At the end of the course, participants will have a good understanding of what information various geophysical data can give and for what purposes it can be used. This will enable them to specify the requirements for a survey or a reprocessing or interpretation project, either done in-house or by a specialised service provider. Other benefits include: • Place and value geophysical activities in a multi-disciplinary context • Judge the merits of various geophysical techniques • Better liaise and collaborate with staff in related disciplines • Recognise artefacts and direct hydrocarbon indications on seismic • Value novel developments such as time lapse methods for hydrocarbon reservoir monitoring or pollution control.

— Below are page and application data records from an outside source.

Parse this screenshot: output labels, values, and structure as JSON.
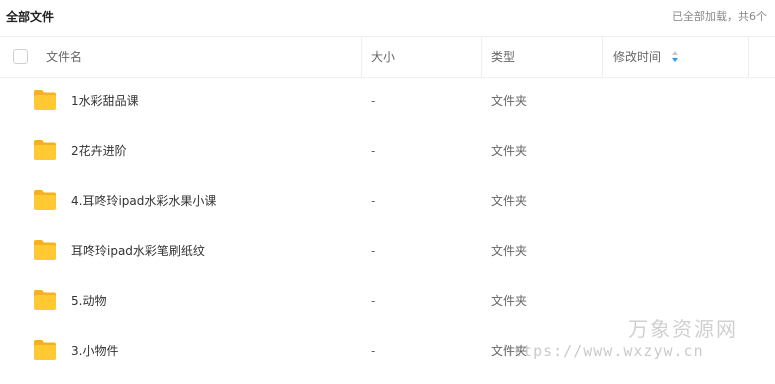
{
  "breadcrumb": "全部文件",
  "load_status": "已全部加载，共6个",
  "columns": {
    "name": "文件名",
    "size": "大小",
    "type": "类型",
    "modified": "修改时间"
  },
  "files": [
    {
      "name": "1水彩甜品课",
      "size": "-",
      "type": "文件夹"
    },
    {
      "name": "2花卉进阶",
      "size": "-",
      "type": "文件夹"
    },
    {
      "name": "4.耳咚玲ipad水彩水果小课",
      "size": "-",
      "type": "文件夹"
    },
    {
      "name": "耳咚玲ipad水彩笔刷纸纹",
      "size": "-",
      "type": "文件夹"
    },
    {
      "name": "5.动物",
      "size": "-",
      "type": "文件夹"
    },
    {
      "name": "3.小物件",
      "size": "-",
      "type": "文件夹"
    }
  ],
  "watermark": {
    "title": "万象资源网",
    "url": "https://www.wxzyw.cn"
  },
  "colors": {
    "folder": "#FFC933",
    "sort_arrow_active": "#2A9BF4"
  },
  "icons": {
    "folder": "folder-icon",
    "sort": "sort-icon",
    "checkbox": "select-all-checkbox"
  }
}
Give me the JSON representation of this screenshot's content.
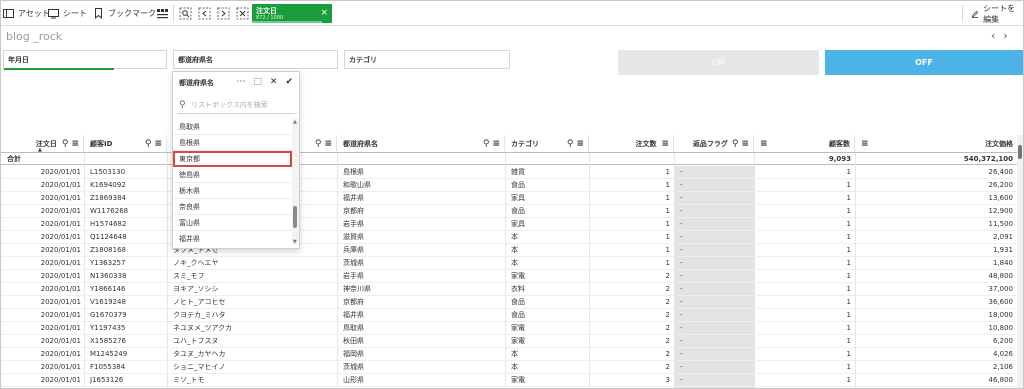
{
  "toolbar": {
    "assets_label": "アセット",
    "sheets_label": "シート",
    "bookmarks_label": "ブックマーク",
    "selection_chip": {
      "title": "注文日",
      "count": "872 / 1000",
      "close": "×"
    },
    "edit_sheet_label": "シートを編集"
  },
  "sheet": {
    "title": "blog _rock",
    "prev": "‹",
    "next": "›"
  },
  "filters": {
    "order_month": "年月日",
    "prefecture": "都道府県名",
    "category": "カテゴリ"
  },
  "toggle": {
    "on_label": "ON",
    "off_label": "OFF"
  },
  "listbox": {
    "title": "都道府県名",
    "search_placeholder": "リストボックス内を検索",
    "items": [
      "鳥取県",
      "島根県",
      "東京都",
      "徳島県",
      "栃木県",
      "奈良県",
      "富山県",
      "福井県"
    ],
    "selected_index": 2
  },
  "table": {
    "headers": {
      "order_date": "注文日",
      "customer_id": "顧客ID",
      "prefecture": "都道府県名",
      "category": "カテゴリ",
      "order_count": "注文数",
      "return_flag": "返品フラグ",
      "customer_count": "顧客数",
      "order_price": "注文価格"
    },
    "total": {
      "label": "合計",
      "customer_count": "9,093",
      "order_price": "540,372,100"
    },
    "rows": [
      [
        "2020/01/01",
        "L1503130",
        "",
        "島根県",
        "雑貨",
        "1",
        "-",
        "1",
        "26,400"
      ],
      [
        "2020/01/01",
        "K1694092",
        "",
        "和歌山県",
        "食品",
        "1",
        "-",
        "1",
        "26,200"
      ],
      [
        "2020/01/01",
        "Z1869384",
        "",
        "福井県",
        "家具",
        "1",
        "-",
        "1",
        "13,600"
      ],
      [
        "2020/01/01",
        "W1176268",
        "",
        "京都府",
        "食品",
        "1",
        "-",
        "1",
        "12,900"
      ],
      [
        "2020/01/01",
        "H1574682",
        "",
        "岩手県",
        "家具",
        "1",
        "-",
        "1",
        "11,500"
      ],
      [
        "2020/01/01",
        "Q1124648",
        "",
        "滋賀県",
        "本",
        "1",
        "-",
        "1",
        "2,091"
      ],
      [
        "2020/01/01",
        "Z1808168",
        "タツメ_トメセ",
        "兵庫県",
        "本",
        "1",
        "-",
        "1",
        "1,931"
      ],
      [
        "2020/01/01",
        "Y1363257",
        "ノキ_クヘエヤ",
        "茨城県",
        "本",
        "1",
        "-",
        "1",
        "1,840"
      ],
      [
        "2020/01/01",
        "N1360338",
        "スミ_モフ",
        "岩手県",
        "家電",
        "2",
        "-",
        "1",
        "48,800"
      ],
      [
        "2020/01/01",
        "Y1866146",
        "ヨキア_ソシシ",
        "神奈川県",
        "衣料",
        "2",
        "-",
        "1",
        "37,000"
      ],
      [
        "2020/01/01",
        "V1619248",
        "ノヒト_アコヒセ",
        "京都府",
        "食品",
        "2",
        "-",
        "1",
        "36,600"
      ],
      [
        "2020/01/01",
        "G1670379",
        "クヨテカ_ミハタ",
        "福井県",
        "食品",
        "2",
        "-",
        "1",
        "18,000"
      ],
      [
        "2020/01/01",
        "Y1197435",
        "ネユヌメ_ツアクカ",
        "鳥取県",
        "家電",
        "2",
        "-",
        "1",
        "10,800"
      ],
      [
        "2020/01/01",
        "X1585276",
        "ユハ_トフスヌ",
        "秋田県",
        "家電",
        "2",
        "-",
        "1",
        "6,200"
      ],
      [
        "2020/01/01",
        "M1245249",
        "タユヌ_カヤヘカ",
        "福岡県",
        "本",
        "2",
        "-",
        "1",
        "4,026"
      ],
      [
        "2020/01/01",
        "F1055384",
        "ショニ_マヒイノ",
        "茨城県",
        "本",
        "2",
        "-",
        "1",
        "2,106"
      ],
      [
        "2020/01/01",
        "J1653126",
        "ミソ_トモ",
        "山形県",
        "家電",
        "3",
        "-",
        "1",
        "46,800"
      ]
    ]
  }
}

• Part 1: The principles and limitations of Geophysical methods • Part 2: Gravity surveying, Magnetic surveying, Electrical surveying • Part 3: Electro-Magnetic surveying • Part 4: Seismic Refraction surveying • Part 5: Seismic Reflection surveying • Part 6: Value of undertaking a new project (VOI)
The course is designed for Geologists, Geophysicists and Petroleum Engineers involved in exploration and development of oil and gas fields and for those involved in projects related to the shallow subsurface (monitoring pollution). In addition, it would be useful for those dealing with the effects of production of a field (subsidence, earth tremors).
A reasonable level of understanding of mathematics and physics is assumed.
An Introduction to Geophysical Exploration, Kearey, Brooks, Hill, ISBNB0-632-04929
About the Instructor
Dr Jaap C. Mondt obtained a Bachelors degree in Geology at the University of Leiden followed by a Masters degree in Theoretical Geophysics and a PhD on “Full wave theory and the structure of the lower mantle” at the University of Utrecht. Dr Mondt then joined Shell Research in The Netherlands to develop methods to predict lithology and pore-fluid based on seismic, petrophysical and geological data. Subsequently he worked at Shell Expro in London to interpret seismic data from the Central North Sea Graben. After his return to The Netherlands, he headed a team for the development of 3D interpretation methods using multi-attribute statistical and pattern recognition analysis on workstations. After a period of Quality Assurance of “Contractor” software for seismic processing, he became responsible for Geophysics in the Shell Learning Centre. During that time he was in addition part-time professor in Applied Geophysics at the University of Utrecht. From 2001 till 2005 he worked on the development of Potential Field Methods (Gravity, Magnetics) and EM methods (CSEM) for detecting oil and gas. After his retirement from Shell, he founded his own company (Breakaway), specialised in courses on acquisition, processing and interpretation of geophysical data (seismic, gravity, magnetic and electromagnetic data). In addition to providing support to the Shell Learning Centre, he gives his own courses to International as well as National energy companies.